Activity Options 1. Summarizing Written Texts Write a list of do’s and don’ts based on these teachings of Confucius. Share your list with the class. 2. Synthesizing With a partner, role-play a discussion about the nature of a true gentleman between Confucius and his student Tzu-kung.

Excerpt from The Analects of Confucius, translated and annotated by Arthur Waley. Copyright © 1938 by George Allen & Unwin, copyright renewed 1966. Used with the permission of John Robinson, on behalf of the Arthur Waley Estate. First Age of Empires 77

0087-wh10a-IDR-0104

11/26/2003

10:13 AM

Page 87

Name

Date

CHAPTER

4

RETEACHING ACTIVITY

The Unification of China

Section 4

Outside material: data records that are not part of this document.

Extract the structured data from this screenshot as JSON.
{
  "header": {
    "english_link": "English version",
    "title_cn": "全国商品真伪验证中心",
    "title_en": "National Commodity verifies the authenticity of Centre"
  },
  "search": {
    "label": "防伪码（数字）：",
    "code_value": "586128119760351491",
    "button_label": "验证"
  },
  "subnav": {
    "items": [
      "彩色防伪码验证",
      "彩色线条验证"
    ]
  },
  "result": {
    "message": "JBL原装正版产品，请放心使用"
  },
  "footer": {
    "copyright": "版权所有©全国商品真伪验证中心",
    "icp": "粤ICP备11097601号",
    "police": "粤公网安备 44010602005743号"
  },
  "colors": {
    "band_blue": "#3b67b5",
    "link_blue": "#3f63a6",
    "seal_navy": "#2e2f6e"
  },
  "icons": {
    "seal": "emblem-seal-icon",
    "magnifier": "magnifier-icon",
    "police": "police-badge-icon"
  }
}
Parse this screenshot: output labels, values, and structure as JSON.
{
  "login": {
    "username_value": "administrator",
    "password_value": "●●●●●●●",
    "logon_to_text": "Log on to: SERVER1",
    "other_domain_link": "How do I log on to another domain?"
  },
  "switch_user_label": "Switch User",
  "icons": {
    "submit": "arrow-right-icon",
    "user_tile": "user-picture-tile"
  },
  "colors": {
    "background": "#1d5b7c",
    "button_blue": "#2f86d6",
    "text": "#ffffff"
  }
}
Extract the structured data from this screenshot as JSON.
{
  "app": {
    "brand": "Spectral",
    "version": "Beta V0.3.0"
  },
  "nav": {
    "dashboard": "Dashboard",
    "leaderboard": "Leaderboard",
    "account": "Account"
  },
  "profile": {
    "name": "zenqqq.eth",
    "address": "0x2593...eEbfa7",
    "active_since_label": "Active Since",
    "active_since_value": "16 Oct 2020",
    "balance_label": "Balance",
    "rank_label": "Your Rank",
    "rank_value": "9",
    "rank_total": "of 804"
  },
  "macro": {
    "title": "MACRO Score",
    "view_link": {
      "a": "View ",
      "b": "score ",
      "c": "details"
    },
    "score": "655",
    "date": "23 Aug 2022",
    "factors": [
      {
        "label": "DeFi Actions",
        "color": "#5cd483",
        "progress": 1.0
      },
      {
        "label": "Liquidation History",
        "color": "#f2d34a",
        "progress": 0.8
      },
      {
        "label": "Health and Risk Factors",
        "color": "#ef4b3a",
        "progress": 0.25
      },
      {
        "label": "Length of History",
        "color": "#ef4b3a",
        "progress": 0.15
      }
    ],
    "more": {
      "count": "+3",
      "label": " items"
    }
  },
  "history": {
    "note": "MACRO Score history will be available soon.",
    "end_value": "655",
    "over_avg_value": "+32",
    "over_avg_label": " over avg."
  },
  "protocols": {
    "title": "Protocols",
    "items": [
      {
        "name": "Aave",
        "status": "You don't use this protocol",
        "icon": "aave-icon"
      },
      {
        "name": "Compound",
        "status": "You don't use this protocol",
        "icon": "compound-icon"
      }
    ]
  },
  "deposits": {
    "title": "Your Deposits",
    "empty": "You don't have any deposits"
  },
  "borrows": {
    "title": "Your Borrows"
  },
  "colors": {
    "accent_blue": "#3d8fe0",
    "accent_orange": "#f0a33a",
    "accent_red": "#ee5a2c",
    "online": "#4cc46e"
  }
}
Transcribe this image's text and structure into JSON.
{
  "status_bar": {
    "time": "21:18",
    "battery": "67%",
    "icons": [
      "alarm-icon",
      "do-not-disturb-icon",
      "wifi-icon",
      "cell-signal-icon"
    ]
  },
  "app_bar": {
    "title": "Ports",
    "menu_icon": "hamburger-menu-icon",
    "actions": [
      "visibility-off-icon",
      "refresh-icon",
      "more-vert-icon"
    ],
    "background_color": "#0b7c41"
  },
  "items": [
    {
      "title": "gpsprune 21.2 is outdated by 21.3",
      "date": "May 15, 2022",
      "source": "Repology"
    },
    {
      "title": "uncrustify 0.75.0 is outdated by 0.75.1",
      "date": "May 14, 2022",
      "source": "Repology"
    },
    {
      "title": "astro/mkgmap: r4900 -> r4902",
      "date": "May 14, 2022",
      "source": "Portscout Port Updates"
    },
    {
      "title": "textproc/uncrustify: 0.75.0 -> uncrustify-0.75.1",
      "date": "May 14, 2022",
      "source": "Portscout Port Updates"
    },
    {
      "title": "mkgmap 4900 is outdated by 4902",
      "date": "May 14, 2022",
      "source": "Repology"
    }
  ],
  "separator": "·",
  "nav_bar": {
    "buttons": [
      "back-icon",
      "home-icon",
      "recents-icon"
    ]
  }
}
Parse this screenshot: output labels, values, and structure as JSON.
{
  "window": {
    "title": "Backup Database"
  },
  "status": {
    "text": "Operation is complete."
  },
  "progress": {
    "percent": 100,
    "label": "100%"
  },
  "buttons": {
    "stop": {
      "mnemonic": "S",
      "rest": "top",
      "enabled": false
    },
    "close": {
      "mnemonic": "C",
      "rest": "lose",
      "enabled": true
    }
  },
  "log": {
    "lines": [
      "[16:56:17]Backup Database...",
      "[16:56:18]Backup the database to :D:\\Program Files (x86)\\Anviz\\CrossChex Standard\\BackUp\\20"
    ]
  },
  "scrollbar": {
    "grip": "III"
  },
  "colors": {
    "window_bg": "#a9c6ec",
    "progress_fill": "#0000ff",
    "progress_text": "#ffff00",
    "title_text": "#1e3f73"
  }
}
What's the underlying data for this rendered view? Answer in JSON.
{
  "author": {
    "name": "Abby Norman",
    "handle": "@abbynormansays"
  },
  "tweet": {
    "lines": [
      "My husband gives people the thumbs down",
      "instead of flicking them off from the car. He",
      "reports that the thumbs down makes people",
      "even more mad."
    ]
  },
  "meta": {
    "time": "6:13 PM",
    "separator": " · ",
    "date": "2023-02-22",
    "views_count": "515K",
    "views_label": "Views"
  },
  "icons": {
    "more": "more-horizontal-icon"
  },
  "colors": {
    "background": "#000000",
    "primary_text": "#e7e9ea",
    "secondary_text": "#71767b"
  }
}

Determining Main Ideas Write your answers in the blanks provided. 1. China’s most important scholar and teacher whose ideas influenced civilizations throughout East Asia: ____________________________________________________________________________ 2. Chinese belief in respect for parents and ancestors: ____________________________________ 3. A trained civil service who runs the government: ______________________________________ 4. The philosophy of Laozi, who believed that a universal force guides all living things: ____________________________________________________________________________ 5. Belief that a highly efficient and powerful government was the key to ending civil disorder and restoring harmony: __________________________________________________________________ 6. A book of oracles that provided Chinese people with good advice and simple common sense: ____________________________________________________________________________ 7. Two powers that together represent the natural rhythms of life and complement each other:

© McDougal Littell Inc. All rights reserved.

____________________________________________________________________________ 8. Dynasty that replaced the Zhou Dynasty in China: ____________________________________ 9. “First Emperor” whose military victories doubled China’s size and who strengthened and lengthened the Great Wall of China: ________________________________________________________ 10. A government with unlimited power that it uses in an arbitrary manner: ____________________________________________________________________________ 11. Two improvements that took place under Shi Huangdi: ________________________________ ____________________________________________________________________________ 12. Dynasty that took over China around 202 B.C.: ______________________________________

First Age of Empires 87

Suggest Documents